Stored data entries
____________
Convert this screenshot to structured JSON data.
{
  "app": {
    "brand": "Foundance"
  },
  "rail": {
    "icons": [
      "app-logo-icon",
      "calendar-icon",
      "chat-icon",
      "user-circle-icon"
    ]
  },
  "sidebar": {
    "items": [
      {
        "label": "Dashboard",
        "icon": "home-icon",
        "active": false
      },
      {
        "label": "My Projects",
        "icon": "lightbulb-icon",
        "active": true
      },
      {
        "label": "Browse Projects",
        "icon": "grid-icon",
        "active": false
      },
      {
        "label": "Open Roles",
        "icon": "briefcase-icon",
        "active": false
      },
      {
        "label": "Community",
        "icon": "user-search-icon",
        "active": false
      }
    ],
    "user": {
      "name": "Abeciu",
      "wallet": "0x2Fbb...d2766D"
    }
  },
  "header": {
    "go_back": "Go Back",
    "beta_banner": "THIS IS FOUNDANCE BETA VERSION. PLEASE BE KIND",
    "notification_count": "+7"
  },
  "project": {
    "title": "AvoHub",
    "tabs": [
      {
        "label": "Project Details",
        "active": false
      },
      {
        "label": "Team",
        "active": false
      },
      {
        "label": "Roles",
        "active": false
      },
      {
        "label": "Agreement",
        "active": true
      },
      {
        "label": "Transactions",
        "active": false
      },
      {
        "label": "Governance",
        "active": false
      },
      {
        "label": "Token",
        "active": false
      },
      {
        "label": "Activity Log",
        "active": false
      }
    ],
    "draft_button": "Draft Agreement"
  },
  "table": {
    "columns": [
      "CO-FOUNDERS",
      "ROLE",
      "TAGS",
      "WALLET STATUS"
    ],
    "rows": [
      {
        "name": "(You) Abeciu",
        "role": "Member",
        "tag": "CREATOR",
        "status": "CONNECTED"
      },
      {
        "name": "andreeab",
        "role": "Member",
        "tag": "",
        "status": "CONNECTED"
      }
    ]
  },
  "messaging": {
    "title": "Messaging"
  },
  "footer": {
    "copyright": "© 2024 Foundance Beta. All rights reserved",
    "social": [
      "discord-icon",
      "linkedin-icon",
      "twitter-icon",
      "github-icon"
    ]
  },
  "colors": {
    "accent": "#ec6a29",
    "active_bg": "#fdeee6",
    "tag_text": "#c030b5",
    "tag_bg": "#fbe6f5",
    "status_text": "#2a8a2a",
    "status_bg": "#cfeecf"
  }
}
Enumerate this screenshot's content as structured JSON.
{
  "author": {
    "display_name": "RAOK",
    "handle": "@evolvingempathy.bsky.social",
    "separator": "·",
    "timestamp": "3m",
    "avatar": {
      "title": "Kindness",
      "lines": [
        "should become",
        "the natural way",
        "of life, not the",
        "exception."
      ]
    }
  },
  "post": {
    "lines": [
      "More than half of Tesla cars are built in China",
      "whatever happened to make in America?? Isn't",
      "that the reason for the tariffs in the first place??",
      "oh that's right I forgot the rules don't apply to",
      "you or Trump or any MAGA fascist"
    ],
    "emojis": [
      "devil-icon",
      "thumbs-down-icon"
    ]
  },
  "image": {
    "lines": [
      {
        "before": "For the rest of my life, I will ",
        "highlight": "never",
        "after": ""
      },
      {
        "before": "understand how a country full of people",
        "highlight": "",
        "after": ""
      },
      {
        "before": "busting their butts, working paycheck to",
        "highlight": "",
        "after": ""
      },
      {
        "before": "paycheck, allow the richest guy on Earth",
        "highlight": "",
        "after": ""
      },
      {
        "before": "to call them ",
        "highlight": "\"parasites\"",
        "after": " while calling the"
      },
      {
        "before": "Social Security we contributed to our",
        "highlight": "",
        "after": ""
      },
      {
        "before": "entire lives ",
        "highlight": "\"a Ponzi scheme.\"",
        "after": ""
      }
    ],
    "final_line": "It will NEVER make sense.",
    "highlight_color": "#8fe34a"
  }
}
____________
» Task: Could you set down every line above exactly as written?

» Task response:
Convert this screenshot to structured JSON data.
{
  "app": {
    "brand": "Foundance"
  },
  "rail": {
    "icons": [
      "app-logo-icon",
      "calendar-icon",
      "chat-icon",
      "user-circle-icon"
    ]
  },
  "sidebar": {
    "items": [
      {
        "label": "Dashboard",
        "icon": "home-icon",
        "active": false
      },
      {
        "label": "My Projects",
        "icon": "lightbulb-icon",
        "active": true
      },
      {
        "label": "Browse Projects",
        "icon": "grid-icon",
        "active": false
      },
      {
        "label": "Open Roles",
        "icon": "briefcase-icon",
        "active": false
      },
      {
        "label": "Community",
        "icon": "user-search-icon",
        "active": false
      }
    ],
    "user": {
      "name": "Abeciu",
      "wallet": "0x2Fbb...d2766D"
    }
  },
  "header": {
    "go_back": "Go Back",
    "beta_banner": "THIS IS FOUNDANCE BETA VERSION. PLEASE BE KIND",
    "notification_count": "+7"
  },
  "project": {
    "title": "AvoHub",
    "tabs": [
      {
        "label": "Project Details",
        "active": false
      },
      {
        "label": "Team",
        "active": false
      },
      {
        "label": "Roles",
        "active": false
      },
      {
        "label": "Agreement",
        "active": true
      },
      {
        "label": "Transactions",
        "active": false
      },
      {
        "label": "Governance",
        "active": false
      },
      {
        "label": "Token",
        "active": false
      },
      {
        "label": "Activity Log",
        "active": false
      }
    ],
    "draft_button": "Draft Agreement"
  },
  "table": {
    "columns": [
      "CO-FOUNDERS",
      "ROLE",
      "TAGS",
      "WALLET STATUS"
    ],
    "rows": [
      {
        "name": "(You) Abeciu",
        "role": "Member",
        "tag": "CREATOR",
        "status": "CONNECTED"
      },
      {
        "name": "andreeab",
        "role": "Member",
        "tag": "",
        "status": "CONNECTED"
      }
    ]
  },
  "messaging": {
    "title": "Messaging"
  },
  "footer": {
    "copyright": "© 2024 Foundance Beta. All rights reserved",
    "social": [
      "discord-icon",
      "linkedin-icon",
      "twitter-icon",
      "github-icon"
    ]
  },
  "colors": {
    "accent": "#ec6a29",
    "active_bg": "#fdeee6",
    "tag_text": "#c030b5",
    "tag_bg": "#fbe6f5",
    "status_text": "#2a8a2a",
    "status_bg": "#cfeecf"
  }
}
Enumerate this screenshot's content as structured JSON.
{
  "author": {
    "display_name": "RAOK",
    "handle": "@evolvingempathy.bsky.social",
    "separator": "·",
    "timestamp": "3m",
    "avatar": {
      "title": "Kindness",
      "lines": [
        "should become",
        "the natural way",
        "of life, not the",
        "exception."
      ]
    }
  },
  "post": {
    "lines": [
      "More than half of Tesla cars are built in China",
      "whatever happened to make in America?? Isn't",
      "that the reason for the tariffs in the first place??",
      "oh that's right I forgot the rules don't apply to",
      "you or Trump or any MAGA fascist"
    ],
    "emojis": [
      "devil-icon",
      "thumbs-down-icon"
    ]
  },
  "image": {
    "lines": [
      {
        "before": "For the rest of my life, I will ",
        "highlight": "never",
        "after": ""
      },
      {
        "before": "understand how a country full of people",
        "highlight": "",
        "after": ""
      },
      {
        "before": "busting their butts, working paycheck to",
        "highlight": "",
        "after": ""
      },
      {
        "before": "paycheck, allow the richest guy on Earth",
        "highlight": "",
        "after": ""
      },
      {
        "before": "to call them ",
        "highlight": "\"parasites\"",
        "after": " while calling the"
      },
      {
        "before": "Social Security we contributed to our",
        "highlight": "",
        "after": ""
      },
      {
        "before": "entire lives ",
        "highlight": "\"a Ponzi scheme.\"",
        "after": ""
      }
    ],
    "final_line": "It will NEVER make sense.",
    "highlight_color": "#8fe34a"
  }
}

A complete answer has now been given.